BERMAN: Good morning to our viewers here in the United States and around the world. It is Thursday, November 4, I'm John Berman with Brianna Keilar and Democrats are breathing a big sigh of relief this morning. CNN projects that Governor Phil Murphy has won reelection in New Jersey. A win is a win. They're thrilled about this. And it's history making its own way. He's the first democratic governor there to win a second term in 40 years. But Murphy's margin was slim even though President Biden carried New Jersey by double digits just one year ago.

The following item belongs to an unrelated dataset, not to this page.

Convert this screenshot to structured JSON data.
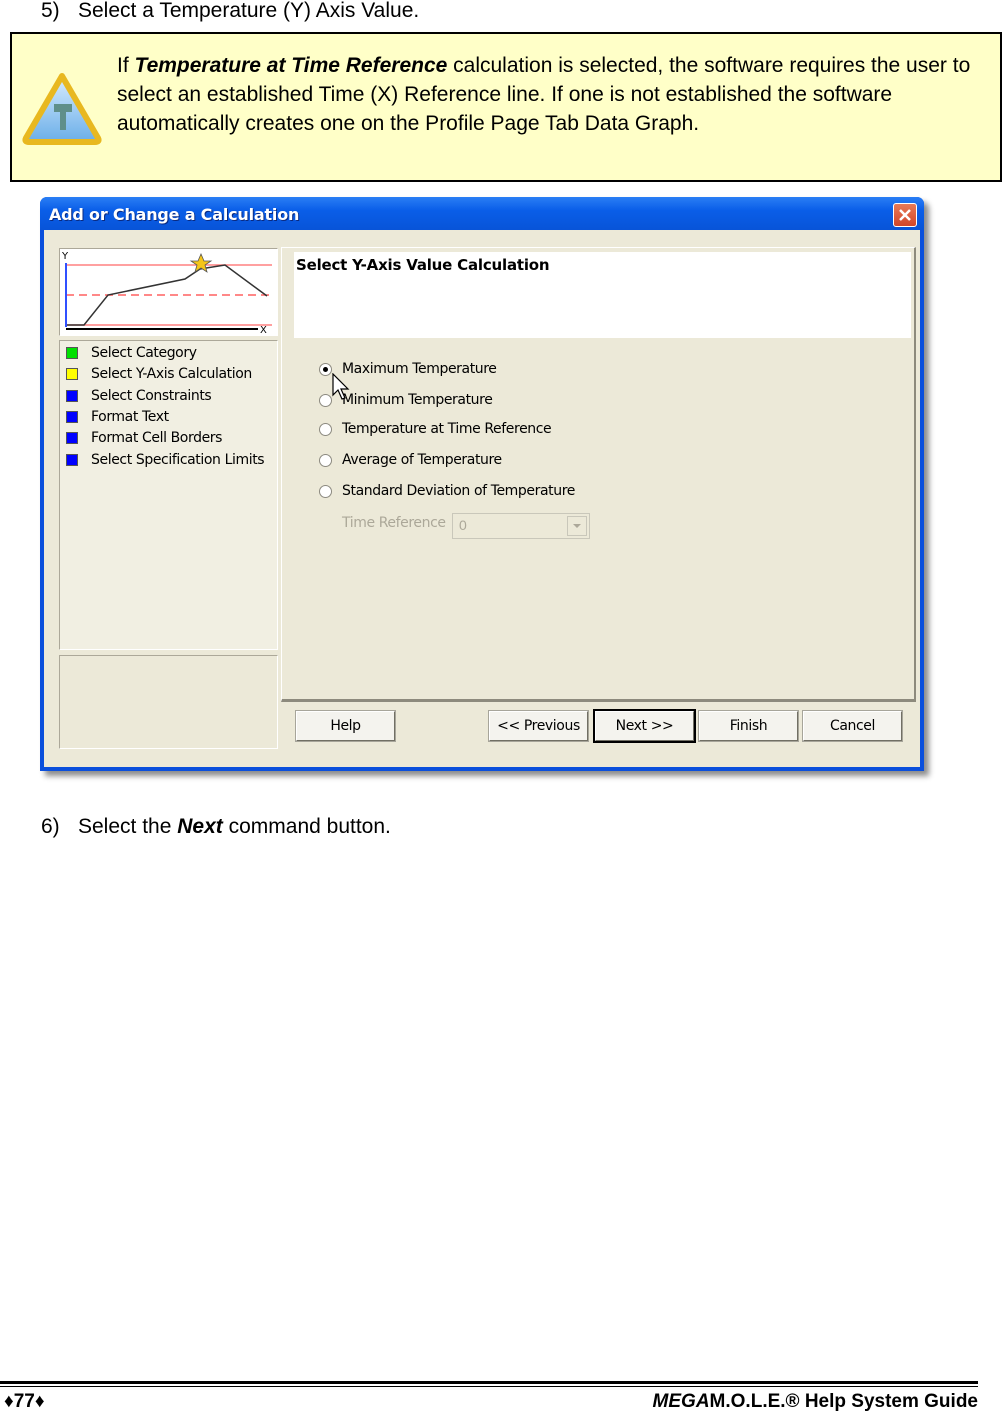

(BEGIN VIDEO CLIP) GOV. PHIL MURPHY, (D) NEW JERSEY: Tonight, I renew my promise to you whether you voted for me or not to work every single day of the next four years to keep moving us forward. And so importantly, forward with a deeper sense of fairness and a commitment to equity, forward by rejecting the divisiveness and chaos that permeate too much of our politics.


KEILAR: Now the win staved off another major democratic defeat after the one that happened in Virginia's gubernatorial race. The results in both states though, are really wake up calls for Democrats as they are struggling to come together to pass President Biden's domestic agenda and to retain control of Congress. All right, Berman, walk us through what happened here and why this is ringing alarm bells?

BERMAN: Right. First, let me tell you where we are. Right now, Phil Murphy is leading by 35,000 votes with 88% counted at this point. It's likely that that number will grow? Why, let's look at the counties that are reporting 89% or less of the votes so far. You can see they're all democratic county counties which means that most of the votes still to come in is from these areas including places like Hudson County New Jersey where Phil Murphy has 73% of the vote just 81% --